Astonishing as it might be to many pop fans, Darlene Love’s new LP, “Paint Another Picture,” is her first album.
That fact tends to come as a surprise to the many who remember Love as the teen-age singer on some of the biggest singles of the early ‘60s--songs like “He’s a Rebel,” “Da Doo Ron Ron,” “He’s Sure the Boy I Love” and “Zip-a-Dee Doo-Dah"--all done under the aegis of boy-genius producer Phil Spector.
The key word there is singles .
“When we were recording back in the ‘60s, albums weren’t that popular,” said the bubbly singer, now a New Yorker, during a recent visit to Los Angeles, her hometown. “It was all about getting that 45 out. Only later did Phil put together a compilation album of everything we had done.”
Even then, that compilation album had Spector’s name on the front cover, not Love’s (nor any other performer’s). The most famous pop producer of them all was a bigger superstar than any singers among the bullpen he kept on hand to belt out wonderfully disposable ditty after ditty--and he kept it that way by issuing most of the singles under the name of some generic group, not the actual lead singer.
Thus it was the rare record that came out with Love’s name on it. Most of the bigger hits were released under the monikers of the Crystals or Bob B. Soxx & the Blue Jeans--fairly arbitrary tags.
“When I recorded ‘He’s Sure the Boy I Love,’ Phil actually told me that that was going to be a Darlene Love record when we put it out,” recalled Love. “Then, the day it came out, I turned on the radio and the disc jockey said, ‘And now the Crystals’ new release. . . .’
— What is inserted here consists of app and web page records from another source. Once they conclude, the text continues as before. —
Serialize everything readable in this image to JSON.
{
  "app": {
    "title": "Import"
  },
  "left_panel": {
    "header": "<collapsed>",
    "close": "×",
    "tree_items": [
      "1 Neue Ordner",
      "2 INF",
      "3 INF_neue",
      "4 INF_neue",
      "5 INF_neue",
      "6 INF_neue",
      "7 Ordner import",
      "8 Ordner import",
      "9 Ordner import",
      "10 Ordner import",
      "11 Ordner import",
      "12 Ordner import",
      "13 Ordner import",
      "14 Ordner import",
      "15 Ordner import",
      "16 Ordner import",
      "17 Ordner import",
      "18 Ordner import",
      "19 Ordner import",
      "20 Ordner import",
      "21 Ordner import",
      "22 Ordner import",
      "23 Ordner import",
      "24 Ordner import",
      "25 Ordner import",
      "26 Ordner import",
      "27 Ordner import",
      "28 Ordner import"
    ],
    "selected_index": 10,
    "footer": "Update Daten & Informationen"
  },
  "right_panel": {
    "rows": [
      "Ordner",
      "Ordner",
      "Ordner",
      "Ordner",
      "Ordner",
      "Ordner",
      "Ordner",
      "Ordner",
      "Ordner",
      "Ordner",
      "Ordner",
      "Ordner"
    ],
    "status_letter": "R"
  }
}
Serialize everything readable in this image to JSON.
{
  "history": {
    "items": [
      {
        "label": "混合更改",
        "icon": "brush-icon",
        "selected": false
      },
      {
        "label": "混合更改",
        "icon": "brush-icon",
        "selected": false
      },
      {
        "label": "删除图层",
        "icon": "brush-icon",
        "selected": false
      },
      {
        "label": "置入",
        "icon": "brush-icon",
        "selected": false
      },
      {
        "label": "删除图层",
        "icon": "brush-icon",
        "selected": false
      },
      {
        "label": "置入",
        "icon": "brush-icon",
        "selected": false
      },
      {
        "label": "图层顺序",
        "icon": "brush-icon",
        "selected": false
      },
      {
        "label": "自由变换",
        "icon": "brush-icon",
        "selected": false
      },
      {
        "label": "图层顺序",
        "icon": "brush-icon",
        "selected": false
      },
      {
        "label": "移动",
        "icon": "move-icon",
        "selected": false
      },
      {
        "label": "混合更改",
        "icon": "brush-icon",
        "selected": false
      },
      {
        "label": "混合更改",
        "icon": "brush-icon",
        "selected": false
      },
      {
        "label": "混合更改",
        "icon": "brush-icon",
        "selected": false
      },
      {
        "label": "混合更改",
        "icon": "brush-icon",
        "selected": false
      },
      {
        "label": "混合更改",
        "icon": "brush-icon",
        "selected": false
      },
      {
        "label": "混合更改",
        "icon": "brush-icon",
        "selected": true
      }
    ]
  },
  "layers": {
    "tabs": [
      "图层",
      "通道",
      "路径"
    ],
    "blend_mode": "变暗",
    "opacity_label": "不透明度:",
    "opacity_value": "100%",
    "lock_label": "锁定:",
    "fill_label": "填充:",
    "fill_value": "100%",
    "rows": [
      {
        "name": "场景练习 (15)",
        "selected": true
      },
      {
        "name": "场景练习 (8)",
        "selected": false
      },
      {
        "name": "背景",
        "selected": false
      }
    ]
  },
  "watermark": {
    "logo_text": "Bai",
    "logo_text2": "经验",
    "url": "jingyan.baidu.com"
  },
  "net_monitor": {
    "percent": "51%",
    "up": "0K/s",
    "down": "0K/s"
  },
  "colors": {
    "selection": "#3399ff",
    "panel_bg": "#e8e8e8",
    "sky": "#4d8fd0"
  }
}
“I think I sort of took it in stride. There was nothing I could really do about it. . . . I didn’t know those songs were going to still be such a big cult thing 25 years later. I probably would’ve taken care of the songs a little better, had I known!”
Love isn’t taking any chances this time out. Her new single--her first in more than a decade--is a remake of “He’s Sure the Boy I Love” (which reached No. 11 on the charts under the Crystals’ moniker in January, 1963), modernized with the usual ‘80s production values and retitled “He’s Sure the Man I Love.”
The anonymous contemporary sheen of the single and album--produced by Jimmy Iovine, David Letterman’s music man Paul Shaffer, Love’s manager Kenny Laguna and others--may not please Spector fans, and though Love clearly has the pipes to do a soul record, that’s not what “Paint Another Picture” is, either.
A budding acting career is another route Love has taken to reach different audiences. A role as Danny Glover’s wife in the 1986 action blockbuster “Lethal Weapon” was her first screen appearance since a cameo in the 1970 Elvis Presley vehicle “Change of Habit.”
And then there’s the enduring seasonal popularity of the most glorious of all Spector/Love collaborations, the aching, soaring love song “Christmas (Baby Please Come Home)"--which in recent years has served as the opening theme of “Gremlins,” remake fodder for U2 (whose new recording last year featured Love on background vocals) and a yearly TV variety-show staple for Love herself.
“It started off as David Letterman saying, ‘Well, Paul, what are you going to be doing this Christmas?’ and Paul Shaffer saying, ‘Well, Dave, Christmas isn’t Christmas until I hear Darlene Love sing the Christmas song.’ It’s become an annual event for me.”